Dataset rows for apps and sites
##############################

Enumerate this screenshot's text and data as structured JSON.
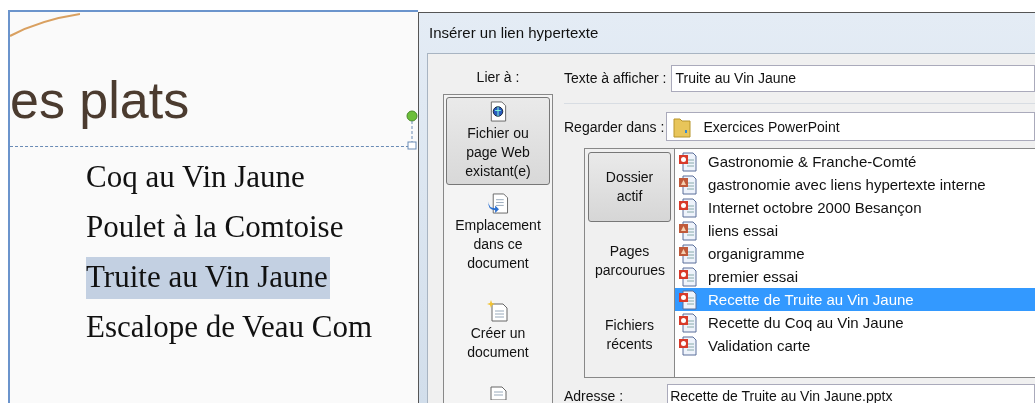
{
  "slide": {
    "title": "es plats",
    "items": [
      {
        "text": "Coq au Vin Jaune",
        "selected": false
      },
      {
        "text": "Poulet à la Comtoise",
        "selected": false
      },
      {
        "text": "Truite au Vin Jaune",
        "selected": true
      },
      {
        "text": "Escalope de Veau Com",
        "selected": false
      }
    ]
  },
  "dialog": {
    "title": "Insérer un lien hypertexte",
    "link_to_label": "Lier à :",
    "link_to": [
      {
        "kind": "file",
        "label": "Fichier ou\npage Web\nexistant(e)",
        "selected": true
      },
      {
        "kind": "place",
        "label": "Emplacement\ndans ce\ndocument",
        "selected": false
      },
      {
        "kind": "new",
        "label": "Créer un\ndocument",
        "selected": false
      },
      {
        "kind": "mail",
        "selected": false
      }
    ],
    "text_to_display": {
      "label": "Texte à afficher :",
      "value": "Truite au Vin Jaune"
    },
    "look_in": {
      "label": "Regarder dans :",
      "value": "Exercices PowerPoint"
    },
    "sources": [
      {
        "label": "Dossier\nactif",
        "selected": true
      },
      {
        "label": "Pages\nparcourues",
        "selected": false
      },
      {
        "label": "Fichiers\nrécents",
        "selected": false
      }
    ],
    "files": [
      {
        "name": "Gastronomie & Franche-Comté",
        "kind": "presentation",
        "selected": false
      },
      {
        "name": "gastronomie avec liens hypertexte interne",
        "kind": "show",
        "selected": false
      },
      {
        "name": "Internet octobre 2000  Besançon",
        "kind": "presentation",
        "selected": false
      },
      {
        "name": "liens essai",
        "kind": "show",
        "selected": false
      },
      {
        "name": "organigramme",
        "kind": "show",
        "selected": false
      },
      {
        "name": "premier essai",
        "kind": "presentation",
        "selected": false
      },
      {
        "name": "Recette de Truite au Vin Jaune",
        "kind": "presentation",
        "selected": true
      },
      {
        "name": "Recette du Coq au Vin Jaune",
        "kind": "presentation",
        "selected": false
      },
      {
        "name": "Validation carte",
        "kind": "presentation",
        "selected": false
      }
    ],
    "address": {
      "label": "Adresse :",
      "value": "Recette de Truite au Vin Jaune.pptx"
    }
  }
}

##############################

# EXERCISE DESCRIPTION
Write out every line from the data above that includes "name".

# WORKED SOLUTION
        "name": "Gastronomie & Franche-Comté",
        "name": "gastronomie avec liens hypertexte interne",
        "name": "Internet octobre 2000  Besançon",
        "name": "liens essai",
        "name": "organigramme",
        "name": "premier essai",
        "name": "Recette de Truite au Vin Jaune",
        "name": "Recette du Coq au Vin Jaune",
        "name": "Validation carte",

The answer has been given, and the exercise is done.